=== Input material ===
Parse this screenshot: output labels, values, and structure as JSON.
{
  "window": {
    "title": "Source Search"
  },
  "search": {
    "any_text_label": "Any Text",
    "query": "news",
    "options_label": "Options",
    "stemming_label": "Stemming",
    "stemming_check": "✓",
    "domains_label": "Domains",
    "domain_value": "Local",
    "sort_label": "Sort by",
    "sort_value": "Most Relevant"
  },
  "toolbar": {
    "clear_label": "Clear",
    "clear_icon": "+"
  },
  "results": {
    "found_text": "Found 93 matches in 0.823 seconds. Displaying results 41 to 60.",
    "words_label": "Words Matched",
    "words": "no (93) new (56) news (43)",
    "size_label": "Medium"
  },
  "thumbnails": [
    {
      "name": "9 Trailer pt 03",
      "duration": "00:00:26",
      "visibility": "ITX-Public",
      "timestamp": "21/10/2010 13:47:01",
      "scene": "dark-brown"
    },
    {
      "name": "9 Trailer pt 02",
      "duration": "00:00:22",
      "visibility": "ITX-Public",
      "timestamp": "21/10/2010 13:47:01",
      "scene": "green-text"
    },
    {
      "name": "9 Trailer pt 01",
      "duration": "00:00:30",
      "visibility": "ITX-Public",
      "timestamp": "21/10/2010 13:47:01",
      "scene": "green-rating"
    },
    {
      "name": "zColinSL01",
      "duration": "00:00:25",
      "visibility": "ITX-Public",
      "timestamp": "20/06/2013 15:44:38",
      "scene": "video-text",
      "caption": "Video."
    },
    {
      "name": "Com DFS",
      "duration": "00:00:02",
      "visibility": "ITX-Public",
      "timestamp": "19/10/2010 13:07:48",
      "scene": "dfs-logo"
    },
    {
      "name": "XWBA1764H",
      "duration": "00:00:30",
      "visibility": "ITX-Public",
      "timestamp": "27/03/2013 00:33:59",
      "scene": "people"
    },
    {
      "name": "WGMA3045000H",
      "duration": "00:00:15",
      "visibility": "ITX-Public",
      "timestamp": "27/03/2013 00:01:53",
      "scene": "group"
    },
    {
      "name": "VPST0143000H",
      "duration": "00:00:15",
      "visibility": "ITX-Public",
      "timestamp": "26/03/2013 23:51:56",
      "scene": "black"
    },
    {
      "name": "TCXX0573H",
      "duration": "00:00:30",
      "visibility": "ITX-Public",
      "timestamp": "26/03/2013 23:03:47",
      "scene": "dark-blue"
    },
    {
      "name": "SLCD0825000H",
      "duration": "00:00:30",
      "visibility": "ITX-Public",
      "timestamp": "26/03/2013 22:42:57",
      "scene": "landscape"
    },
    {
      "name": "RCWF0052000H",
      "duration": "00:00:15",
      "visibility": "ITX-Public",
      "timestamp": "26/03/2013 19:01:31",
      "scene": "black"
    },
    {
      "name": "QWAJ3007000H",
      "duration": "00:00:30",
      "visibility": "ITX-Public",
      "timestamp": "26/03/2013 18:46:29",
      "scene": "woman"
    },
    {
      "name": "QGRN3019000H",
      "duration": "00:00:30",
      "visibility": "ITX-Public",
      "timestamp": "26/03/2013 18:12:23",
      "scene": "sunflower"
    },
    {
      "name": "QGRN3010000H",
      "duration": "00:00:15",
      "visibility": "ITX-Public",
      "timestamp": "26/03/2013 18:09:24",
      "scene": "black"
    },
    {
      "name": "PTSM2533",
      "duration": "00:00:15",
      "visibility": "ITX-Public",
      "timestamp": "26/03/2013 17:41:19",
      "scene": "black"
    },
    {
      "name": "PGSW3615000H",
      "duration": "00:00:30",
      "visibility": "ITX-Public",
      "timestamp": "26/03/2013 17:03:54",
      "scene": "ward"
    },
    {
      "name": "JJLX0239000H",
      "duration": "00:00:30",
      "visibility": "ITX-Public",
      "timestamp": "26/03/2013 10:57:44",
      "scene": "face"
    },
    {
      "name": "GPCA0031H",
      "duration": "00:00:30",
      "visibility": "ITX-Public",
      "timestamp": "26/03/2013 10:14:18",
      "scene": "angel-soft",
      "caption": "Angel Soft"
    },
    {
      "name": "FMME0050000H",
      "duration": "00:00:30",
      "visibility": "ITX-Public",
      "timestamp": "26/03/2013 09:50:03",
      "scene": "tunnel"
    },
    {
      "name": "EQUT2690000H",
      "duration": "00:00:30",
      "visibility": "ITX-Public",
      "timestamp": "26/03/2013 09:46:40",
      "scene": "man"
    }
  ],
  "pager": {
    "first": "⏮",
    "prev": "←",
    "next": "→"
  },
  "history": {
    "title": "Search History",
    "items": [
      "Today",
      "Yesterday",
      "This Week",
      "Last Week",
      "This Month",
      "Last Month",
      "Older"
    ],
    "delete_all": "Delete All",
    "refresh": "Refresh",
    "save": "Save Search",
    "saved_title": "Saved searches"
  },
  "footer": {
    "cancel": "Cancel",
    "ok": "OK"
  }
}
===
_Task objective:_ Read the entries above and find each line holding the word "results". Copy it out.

_Output for this task:_
  "results": {
    "found_text": "Found 93 matches in 0.823 seconds. Displaying results 41 to 60.",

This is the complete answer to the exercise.